Task statement » The entries are given below. Output each one unchanged.

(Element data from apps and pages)
------------------------------------------------------------------------

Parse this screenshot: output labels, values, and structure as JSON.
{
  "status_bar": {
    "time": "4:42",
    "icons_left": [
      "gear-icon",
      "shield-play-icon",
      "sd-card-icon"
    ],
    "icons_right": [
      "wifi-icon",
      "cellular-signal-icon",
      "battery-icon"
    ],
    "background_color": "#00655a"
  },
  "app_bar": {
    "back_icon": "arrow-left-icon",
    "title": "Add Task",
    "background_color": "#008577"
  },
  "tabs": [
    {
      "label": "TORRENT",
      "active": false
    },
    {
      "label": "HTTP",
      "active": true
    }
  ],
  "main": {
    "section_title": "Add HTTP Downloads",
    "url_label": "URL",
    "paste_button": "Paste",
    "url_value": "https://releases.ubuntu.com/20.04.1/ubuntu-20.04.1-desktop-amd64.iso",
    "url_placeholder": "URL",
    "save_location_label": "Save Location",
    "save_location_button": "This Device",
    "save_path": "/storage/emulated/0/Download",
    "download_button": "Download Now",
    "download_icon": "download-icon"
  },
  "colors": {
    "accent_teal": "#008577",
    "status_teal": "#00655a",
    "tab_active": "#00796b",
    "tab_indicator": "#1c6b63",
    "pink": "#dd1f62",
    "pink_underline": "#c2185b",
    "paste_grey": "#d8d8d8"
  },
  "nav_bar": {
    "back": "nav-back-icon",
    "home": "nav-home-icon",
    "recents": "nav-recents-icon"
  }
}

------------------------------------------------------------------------

Finished task »
Parse this screenshot: output labels, values, and structure as JSON.
{
  "status_bar": {
    "time": "4:42",
    "icons_left": [
      "gear-icon",
      "shield-play-icon",
      "sd-card-icon"
    ],
    "icons_right": [
      "wifi-icon",
      "cellular-signal-icon",
      "battery-icon"
    ],
    "background_color": "#00655a"
  },
  "app_bar": {
    "back_icon": "arrow-left-icon",
    "title": "Add Task",
    "background_color": "#008577"
  },
  "tabs": [
    {
      "label": "TORRENT",
      "active": false
    },
    {
      "label": "HTTP",
      "active": true
    }
  ],
  "main": {
    "section_title": "Add HTTP Downloads",
    "url_label": "URL",
    "paste_button": "Paste",
    "url_value": "https://releases.ubuntu.com/20.04.1/ubuntu-20.04.1-desktop-amd64.iso",
    "url_placeholder": "URL",
    "save_location_label": "Save Location",
    "save_location_button": "This Device",
    "save_path": "/storage/emulated/0/Download",
    "download_button": "Download Now",
    "download_icon": "download-icon"
  },
  "colors": {
    "accent_teal": "#008577",
    "status_teal": "#00655a",
    "tab_active": "#00796b",
    "tab_indicator": "#1c6b63",
    "pink": "#dd1f62",
    "pink_underline": "#c2185b",
    "paste_grey": "#d8d8d8"
  },
  "nav_bar": {
    "back": "nav-back-icon",
    "home": "nav-home-icon",
    "recents": "nav-recents-icon"
  }
}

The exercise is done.